Die letzten 5 Focus-News des innovations-reports im Überblick:

Im Focus: Making lightweight construction suitable for series production

More and more automobile companies are focusing on body parts made of carbon fiber reinforced plastics (CFRP). However, manufacturing and repair costs must be further reduced in order to make CFRP more economical in use. Together with the Volkswagen AG and five other partners in the project HolQueSt 3D, the Laser Zentrum Hannover e.V. (LZH) has developed laser processes for the automatic trimming, drilling and repair of three-dimensional components.

Automated manufacturing processes are the basis for ultimately establishing the series production of CFRP components. In the project HolQueSt 3D, the LZH has...

Im Focus: Wonder material? Novel nanotube structure strengthens thin films for flexible electronics

Reflecting the structure of composites found in nature and the ancient world, researchers at the University of Illinois at Urbana-Champaign have synthesized thin carbon nanotube (CNT) textiles that exhibit both high electrical conductivity and a level of toughness that is about fifty times higher than copper films, currently used in electronics.

"The structural robustness of thin metal films has significant importance for the reliable operation of smart skin and flexible electronics including...

Im Focus: Deep inside Galaxy M87

The nearby, giant radio galaxy M87 hosts a supermassive black hole (BH) and is well-known for its bright jet dominating the spectrum over ten orders of magnitude in frequency.

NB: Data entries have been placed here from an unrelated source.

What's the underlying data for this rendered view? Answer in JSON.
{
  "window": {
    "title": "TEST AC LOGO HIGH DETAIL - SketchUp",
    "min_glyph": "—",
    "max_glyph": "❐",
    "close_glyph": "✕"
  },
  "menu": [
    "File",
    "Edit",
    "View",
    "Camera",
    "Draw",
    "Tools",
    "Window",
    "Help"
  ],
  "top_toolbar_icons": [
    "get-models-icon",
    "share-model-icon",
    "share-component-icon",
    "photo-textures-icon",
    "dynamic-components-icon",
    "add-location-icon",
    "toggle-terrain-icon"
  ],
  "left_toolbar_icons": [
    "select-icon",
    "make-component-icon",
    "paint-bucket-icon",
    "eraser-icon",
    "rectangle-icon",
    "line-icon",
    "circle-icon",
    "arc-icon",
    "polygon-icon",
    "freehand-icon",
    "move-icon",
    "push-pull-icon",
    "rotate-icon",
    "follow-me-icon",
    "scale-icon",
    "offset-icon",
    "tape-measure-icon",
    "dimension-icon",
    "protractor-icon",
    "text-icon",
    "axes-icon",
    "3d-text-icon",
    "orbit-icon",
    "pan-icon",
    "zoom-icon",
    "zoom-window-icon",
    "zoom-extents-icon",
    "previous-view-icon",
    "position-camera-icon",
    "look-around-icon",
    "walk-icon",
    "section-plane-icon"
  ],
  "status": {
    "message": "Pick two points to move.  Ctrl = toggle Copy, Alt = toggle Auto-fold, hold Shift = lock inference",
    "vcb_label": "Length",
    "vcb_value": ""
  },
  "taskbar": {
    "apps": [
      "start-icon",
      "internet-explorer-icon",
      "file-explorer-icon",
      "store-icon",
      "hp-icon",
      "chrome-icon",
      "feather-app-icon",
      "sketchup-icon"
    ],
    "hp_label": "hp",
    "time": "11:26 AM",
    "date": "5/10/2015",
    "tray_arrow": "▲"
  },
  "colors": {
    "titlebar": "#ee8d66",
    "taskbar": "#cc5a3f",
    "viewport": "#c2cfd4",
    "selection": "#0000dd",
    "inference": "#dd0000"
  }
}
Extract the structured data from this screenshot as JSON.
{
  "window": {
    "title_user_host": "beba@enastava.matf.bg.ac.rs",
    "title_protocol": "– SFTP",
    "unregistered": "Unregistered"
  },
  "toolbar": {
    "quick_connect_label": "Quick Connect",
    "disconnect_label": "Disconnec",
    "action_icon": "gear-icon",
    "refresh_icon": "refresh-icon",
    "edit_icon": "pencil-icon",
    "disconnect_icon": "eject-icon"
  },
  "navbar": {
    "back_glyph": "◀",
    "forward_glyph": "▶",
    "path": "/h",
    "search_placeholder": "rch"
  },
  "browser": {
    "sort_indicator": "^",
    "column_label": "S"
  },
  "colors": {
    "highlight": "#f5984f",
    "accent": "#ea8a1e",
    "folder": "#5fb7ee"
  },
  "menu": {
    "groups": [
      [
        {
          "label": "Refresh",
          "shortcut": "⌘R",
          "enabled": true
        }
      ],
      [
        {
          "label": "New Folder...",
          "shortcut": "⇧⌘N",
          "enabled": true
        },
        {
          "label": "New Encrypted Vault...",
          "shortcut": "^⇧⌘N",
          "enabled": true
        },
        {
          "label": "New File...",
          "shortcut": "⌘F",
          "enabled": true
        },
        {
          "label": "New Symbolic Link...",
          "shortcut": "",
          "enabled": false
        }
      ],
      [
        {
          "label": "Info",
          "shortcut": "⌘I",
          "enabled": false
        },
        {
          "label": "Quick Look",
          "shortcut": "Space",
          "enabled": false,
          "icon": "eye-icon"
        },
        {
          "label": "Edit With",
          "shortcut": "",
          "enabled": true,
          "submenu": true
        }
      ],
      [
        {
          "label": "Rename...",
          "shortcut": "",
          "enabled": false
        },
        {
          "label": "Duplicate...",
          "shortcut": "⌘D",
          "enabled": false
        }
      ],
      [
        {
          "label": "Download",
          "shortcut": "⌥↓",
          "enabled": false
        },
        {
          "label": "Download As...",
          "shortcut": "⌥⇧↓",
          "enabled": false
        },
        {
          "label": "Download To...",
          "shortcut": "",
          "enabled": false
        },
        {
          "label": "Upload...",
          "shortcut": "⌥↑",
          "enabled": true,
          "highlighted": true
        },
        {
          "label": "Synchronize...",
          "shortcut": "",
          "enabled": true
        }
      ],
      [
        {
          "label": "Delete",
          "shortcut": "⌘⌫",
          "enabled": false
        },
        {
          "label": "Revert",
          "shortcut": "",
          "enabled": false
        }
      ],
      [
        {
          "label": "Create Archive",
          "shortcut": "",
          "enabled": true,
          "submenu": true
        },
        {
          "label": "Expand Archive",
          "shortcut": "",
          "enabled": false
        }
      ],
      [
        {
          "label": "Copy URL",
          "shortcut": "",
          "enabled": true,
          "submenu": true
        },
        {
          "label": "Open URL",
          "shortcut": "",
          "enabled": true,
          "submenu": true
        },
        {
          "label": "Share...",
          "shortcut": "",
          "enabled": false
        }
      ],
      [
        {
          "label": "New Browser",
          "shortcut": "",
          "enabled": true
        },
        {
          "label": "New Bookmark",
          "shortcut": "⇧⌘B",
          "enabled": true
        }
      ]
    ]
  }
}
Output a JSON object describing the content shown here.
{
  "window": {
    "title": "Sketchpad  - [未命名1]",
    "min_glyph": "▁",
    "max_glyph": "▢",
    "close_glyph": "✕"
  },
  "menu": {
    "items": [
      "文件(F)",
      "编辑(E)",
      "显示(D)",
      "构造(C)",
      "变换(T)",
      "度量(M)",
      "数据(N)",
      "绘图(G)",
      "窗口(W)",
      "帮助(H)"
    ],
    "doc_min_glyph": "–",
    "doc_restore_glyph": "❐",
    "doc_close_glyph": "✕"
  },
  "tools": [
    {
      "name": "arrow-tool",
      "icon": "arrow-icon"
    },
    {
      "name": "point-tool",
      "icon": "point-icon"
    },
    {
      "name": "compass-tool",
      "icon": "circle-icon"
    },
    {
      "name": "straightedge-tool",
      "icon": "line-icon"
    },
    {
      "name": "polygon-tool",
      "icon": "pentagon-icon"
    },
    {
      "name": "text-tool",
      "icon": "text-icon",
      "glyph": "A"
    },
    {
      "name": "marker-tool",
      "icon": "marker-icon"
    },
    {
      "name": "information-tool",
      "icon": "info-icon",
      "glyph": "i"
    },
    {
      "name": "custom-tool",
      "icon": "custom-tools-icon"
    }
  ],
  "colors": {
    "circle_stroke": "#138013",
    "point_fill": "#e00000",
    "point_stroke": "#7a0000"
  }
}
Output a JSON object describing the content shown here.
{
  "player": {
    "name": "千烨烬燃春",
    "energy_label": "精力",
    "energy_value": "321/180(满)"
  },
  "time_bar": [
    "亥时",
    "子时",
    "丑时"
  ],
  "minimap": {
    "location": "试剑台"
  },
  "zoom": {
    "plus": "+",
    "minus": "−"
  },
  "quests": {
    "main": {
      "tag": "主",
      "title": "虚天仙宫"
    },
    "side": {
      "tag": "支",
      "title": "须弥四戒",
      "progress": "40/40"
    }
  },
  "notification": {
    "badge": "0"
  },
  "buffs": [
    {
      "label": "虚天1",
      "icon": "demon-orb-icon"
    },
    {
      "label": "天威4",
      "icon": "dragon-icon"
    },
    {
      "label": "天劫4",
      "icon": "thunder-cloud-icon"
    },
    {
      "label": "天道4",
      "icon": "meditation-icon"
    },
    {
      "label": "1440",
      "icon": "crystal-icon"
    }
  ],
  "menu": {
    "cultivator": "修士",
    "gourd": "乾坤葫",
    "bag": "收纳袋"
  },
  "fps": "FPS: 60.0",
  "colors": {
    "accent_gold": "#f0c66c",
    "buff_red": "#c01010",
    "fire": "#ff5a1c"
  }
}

Due to its proximity, jet prominence, and the large black hole mass, M87 is the best laboratory for investigating the formation, acceleration, and collimation of relativistic jets. A research team led by Silke Britzen from the Max Planck Institute for Radio Astronomy in Bonn, Germany, has found strong indication for turbulent processes connecting the accretion disk and the jet of that galaxy providing insights into the longstanding problem of the origin of astrophysical jets.

Supermassive black holes form some of the most enigmatic phenomena in astrophysics. Their enormous energy output is supposed to be generated by the...

Im Focus: A Quantum Low Pass for Photons

Physicists in Garching observe novel quantum effect that limits the number of emitted photons.

The probability to find a certain number of photons inside a laser pulse usually corresponds to a classical distribution of independent events, the so-called...

Im Focus: Microprocessors based on a layer of just three atoms

Microprocessors based on atomically thin materials hold the promise of the evolution of traditional processors as well as new applications in the field of flexible electronics. Now, a TU Wien research team led by Thomas Müller has made a breakthrough in this field as part of an ongoing research project.

Two-dimensional materials, or 2D materials for short, are extremely versatile, although – or often more precisely because – they are made up of just one or a...

All Focus news of the innovation-report >>>

Anzeige

Anzeige

Event News

Expert meeting “Health Business Connect” will connect international medical technology companies

20.04.2017 | Event News

Wenn der Computer das Gehirn austrickst

18.04.2017 | Event News

7th International Conference on Crystalline Silicon Photovoltaics in Freiburg on April 3-5, 2017

03.04.2017 | Event News

 
Latest News

DGIST develops 20 times faster biosensor

24.04.2017 | Physics and Astronomy

Nanoimprinted hyperlens array: Paving the way for practical super-resolution imaging

24.04.2017 | Materials Sciences

Atomic-level motion may drive bacteria's ability to evade immune system defenses

24.04.2017 | Life Sciences

VideoLinks
B2B-VideoLinks
More VideoLinks >>>